PROBLEM DETAILS. All of the data is to be printed exactly, though the images must be left off.

Records excerpted from a collection.
______________________________

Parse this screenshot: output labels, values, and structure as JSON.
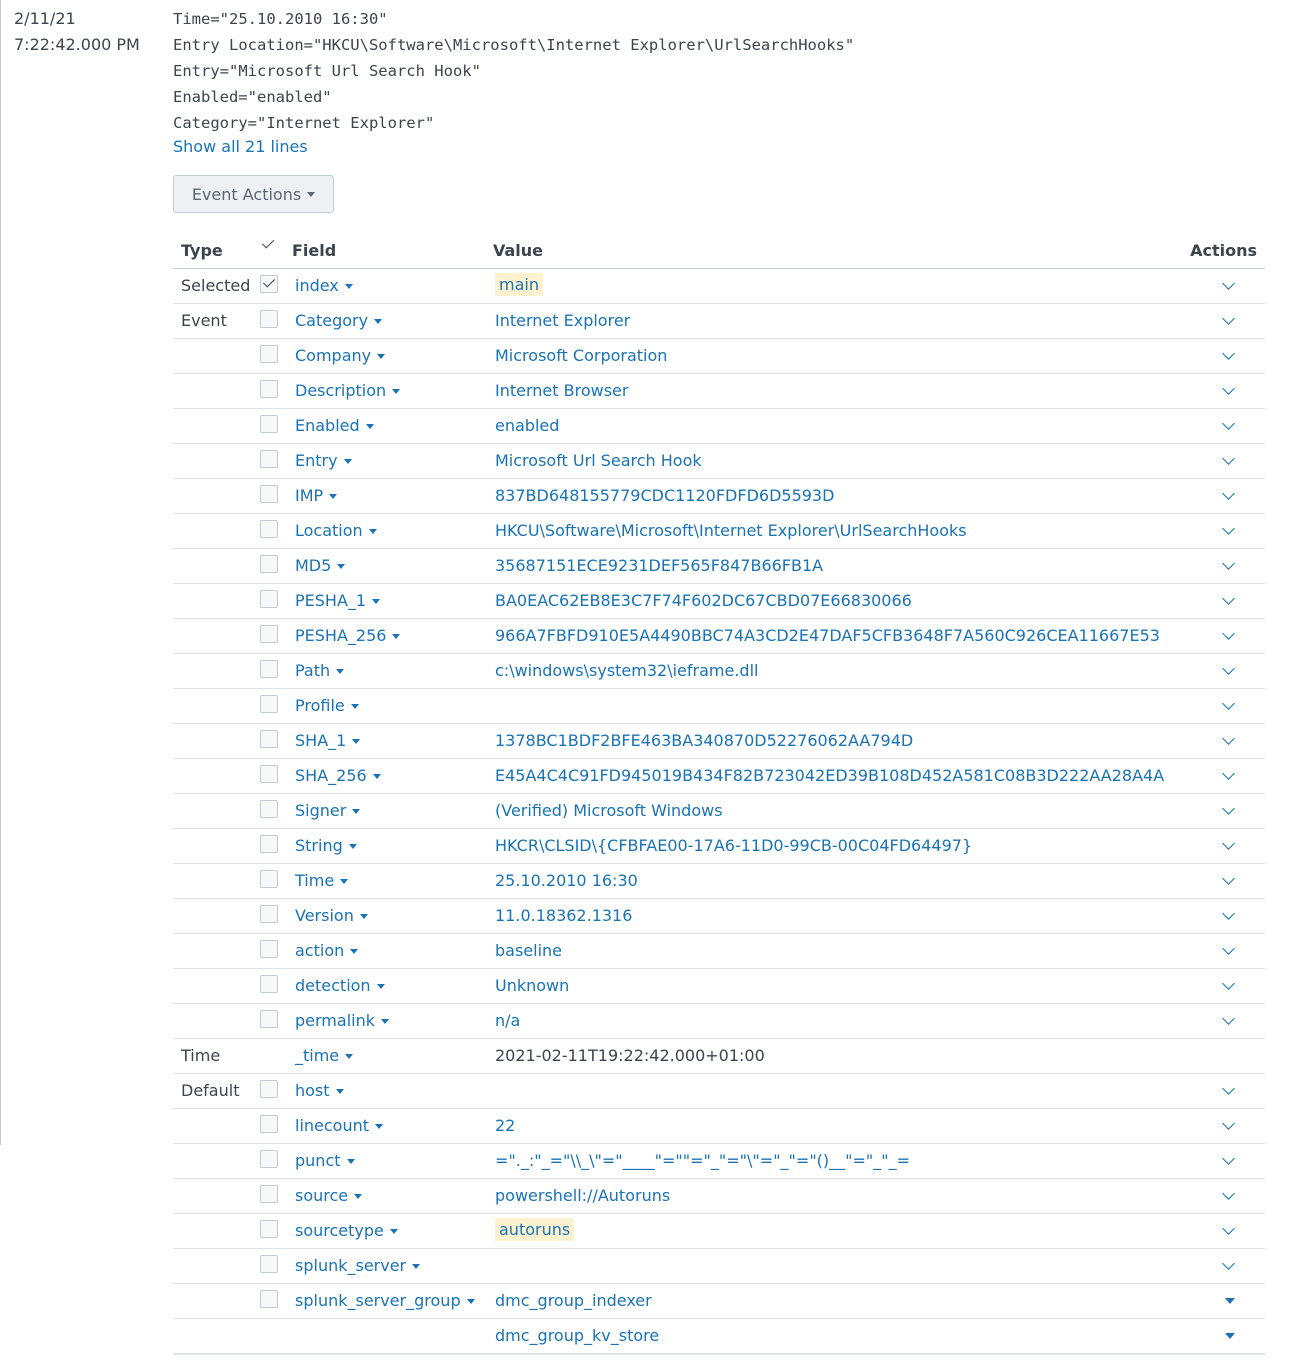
{
  "timestamp": {
    "date": "2/11/21",
    "time": "7:22:42.000 PM"
  },
  "raw_lines": [
    "Time=\"25.10.2010 16:30\"",
    "Entry Location=\"HKCU\\Software\\Microsoft\\Internet Explorer\\UrlSearchHooks\"",
    "Entry=\"Microsoft Url Search Hook\"",
    "Enabled=\"enabled\"",
    "Category=\"Internet Explorer\""
  ],
  "show_all_label": "Show all 21 lines",
  "event_actions_label": "Event Actions",
  "table": {
    "headers": {
      "type": "Type",
      "field": "Field",
      "value": "Value",
      "actions": "Actions"
    },
    "rows": [
      {
        "type": "Selected",
        "field": "index",
        "value": "main",
        "checked": true,
        "highlight": true
      },
      {
        "type": "Event",
        "field": "Category",
        "value": "Internet Explorer"
      },
      {
        "type": "",
        "field": "Company",
        "value": "Microsoft Corporation"
      },
      {
        "type": "",
        "field": "Description",
        "value": "Internet Browser"
      },
      {
        "type": "",
        "field": "Enabled",
        "value": "enabled"
      },
      {
        "type": "",
        "field": "Entry",
        "value": "Microsoft Url Search Hook"
      },
      {
        "type": "",
        "field": "IMP",
        "value": "837BD648155779CDC1120FDFD6D5593D"
      },
      {
        "type": "",
        "field": "Location",
        "value": "HKCU\\Software\\Microsoft\\Internet Explorer\\UrlSearchHooks"
      },
      {
        "type": "",
        "field": "MD5",
        "value": "35687151ECE9231DEF565F847B66FB1A"
      },
      {
        "type": "",
        "field": "PESHA_1",
        "value": "BA0EAC62EB8E3C7F74F602DC67CBD07E66830066"
      },
      {
        "type": "",
        "field": "PESHA_256",
        "value": "966A7FBFD910E5A4490BBC74A3CD2E47DAF5CFB3648F7A560C926CEA11667E53"
      },
      {
        "type": "",
        "field": "Path",
        "value": "c:\\windows\\system32\\ieframe.dll"
      },
      {
        "type": "",
        "field": "Profile",
        "value": ""
      },
      {
        "type": "",
        "field": "SHA_1",
        "value": "1378BC1BDF2BFE463BA340870D52276062AA794D"
      },
      {
        "type": "",
        "field": "SHA_256",
        "value": "E45A4C4C91FD945019B434F82B723042ED39B108D452A581C08B3D222AA28A4A"
      },
      {
        "type": "",
        "field": "Signer",
        "value": "(Verified) Microsoft Windows"
      },
      {
        "type": "",
        "field": "String",
        "value": "HKCR\\CLSID\\{CFBFAE00-17A6-11D0-99CB-00C04FD64497}"
      },
      {
        "type": "",
        "field": "Time",
        "value": "25.10.2010 16:30"
      },
      {
        "type": "",
        "field": "Version",
        "value": "11.0.18362.1316"
      },
      {
        "type": "",
        "field": "action",
        "value": "baseline"
      },
      {
        "type": "",
        "field": "detection",
        "value": "Unknown"
      },
      {
        "type": "",
        "field": "permalink",
        "value": "n/a"
      },
      {
        "type": "Time",
        "field": "_time",
        "value": "2021-02-11T19:22:42.000+01:00",
        "nocheck": true,
        "plain": true,
        "noaction": true
      },
      {
        "type": "Default",
        "field": "host",
        "value": ""
      },
      {
        "type": "",
        "field": "linecount",
        "value": "22"
      },
      {
        "type": "",
        "field": "punct",
        "value": "=\"._:\"_=\"\\\\_\\\"=\"____\"=\"\"=\"_\"=\"\\\"=\"_\"=\"()__\"=\"_\"_="
      },
      {
        "type": "",
        "field": "source",
        "value": "powershell://Autoruns"
      },
      {
        "type": "",
        "field": "sourcetype",
        "value": "autoruns",
        "highlight": true
      },
      {
        "type": "",
        "field": "splunk_server",
        "value": ""
      },
      {
        "type": "",
        "field": "splunk_server_group",
        "value": "dmc_group_indexer",
        "triangle": true
      },
      {
        "type": "",
        "field": "",
        "value": "dmc_group_kv_store",
        "nocheck": true,
        "triangle": true,
        "last": true
      }
    ]
  }
}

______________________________

TASK RESPONSE.
Parse this screenshot: output labels, values, and structure as JSON.
{
  "timestamp": {
    "date": "2/11/21",
    "time": "7:22:42.000 PM"
  },
  "raw_lines": [
    "Time=\"25.10.2010 16:30\"",
    "Entry Location=\"HKCU\\Software\\Microsoft\\Internet Explorer\\UrlSearchHooks\"",
    "Entry=\"Microsoft Url Search Hook\"",
    "Enabled=\"enabled\"",
    "Category=\"Internet Explorer\""
  ],
  "show_all_label": "Show all 21 lines",
  "event_actions_label": "Event Actions",
  "table": {
    "headers": {
      "type": "Type",
      "field": "Field",
      "value": "Value",
      "actions": "Actions"
    },
    "rows": [
      {
        "type": "Selected",
        "field": "index",
        "value": "main",
        "checked": true,
        "highlight": true
      },
      {
        "type": "Event",
        "field": "Category",
        "value": "Internet Explorer"
      },
      {
        "type": "",
        "field": "Company",
        "value": "Microsoft Corporation"
      },
      {
        "type": "",
        "field": "Description",
        "value": "Internet Browser"
      },
      {
        "type": "",
        "field": "Enabled",
        "value": "enabled"
      },
      {
        "type": "",
        "field": "Entry",
        "value": "Microsoft Url Search Hook"
      },
      {
        "type": "",
        "field": "IMP",
        "value": "837BD648155779CDC1120FDFD6D5593D"
      },
      {
        "type": "",
        "field": "Location",
        "value": "HKCU\\Software\\Microsoft\\Internet Explorer\\UrlSearchHooks"
      },
      {
        "type": "",
        "field": "MD5",
        "value": "35687151ECE9231DEF565F847B66FB1A"
      },
      {
        "type": "",
        "field": "PESHA_1",
        "value": "BA0EAC62EB8E3C7F74F602DC67CBD07E66830066"
      },
      {
        "type": "",
        "field": "PESHA_256",
        "value": "966A7FBFD910E5A4490BBC74A3CD2E47DAF5CFB3648F7A560C926CEA11667E53"
      },
      {
        "type": "",
        "field": "Path",
        "value": "c:\\windows\\system32\\ieframe.dll"
      },
      {
        "type": "",
        "field": "Profile",
        "value": ""
      },
      {
        "type": "",
        "field": "SHA_1",
        "value": "1378BC1BDF2BFE463BA340870D52276062AA794D"
      },
      {
        "type": "",
        "field": "SHA_256",
        "value": "E45A4C4C91FD945019B434F82B723042ED39B108D452A581C08B3D222AA28A4A"
      },
      {
        "type": "",
        "field": "Signer",
        "value": "(Verified) Microsoft Windows"
      },
      {
        "type": "",
        "field": "String",
        "value": "HKCR\\CLSID\\{CFBFAE00-17A6-11D0-99CB-00C04FD64497}"
      },
      {
        "type": "",
        "field": "Time",
        "value": "25.10.2010 16:30"
      },
      {
        "type": "",
        "field": "Version",
        "value": "11.0.18362.1316"
      },
      {
        "type": "",
        "field": "action",
        "value": "baseline"
      },
      {
        "type": "",
        "field": "detection",
        "value": "Unknown"
      },
      {
        "type": "",
        "field": "permalink",
        "value": "n/a"
      },
      {
        "type": "Time",
        "field": "_time",
        "value": "2021-02-11T19:22:42.000+01:00",
        "nocheck": true,
        "plain": true,
        "noaction": true
      },
      {
        "type": "Default",
        "field": "host",
        "value": ""
      },
      {
        "type": "",
        "field": "linecount",
        "value": "22"
      },
      {
        "type": "",
        "field": "punct",
        "value": "=\"._:\"_=\"\\\\_\\\"=\"____\"=\"\"=\"_\"=\"\\\"=\"_\"=\"()__\"=\"_\"_="
      },
      {
        "type": "",
        "field": "source",
        "value": "powershell://Autoruns"
      },
      {
        "type": "",
        "field": "sourcetype",
        "value": "autoruns",
        "highlight": true
      },
      {
        "type": "",
        "field": "splunk_server",
        "value": ""
      },
      {
        "type": "",
        "field": "splunk_server_group",
        "value": "dmc_group_indexer",
        "triangle": true
      },
      {
        "type": "",
        "field": "",
        "value": "dmc_group_kv_store",
        "nocheck": true,
        "triangle": true,
        "last": true
      }
    ]
  }
}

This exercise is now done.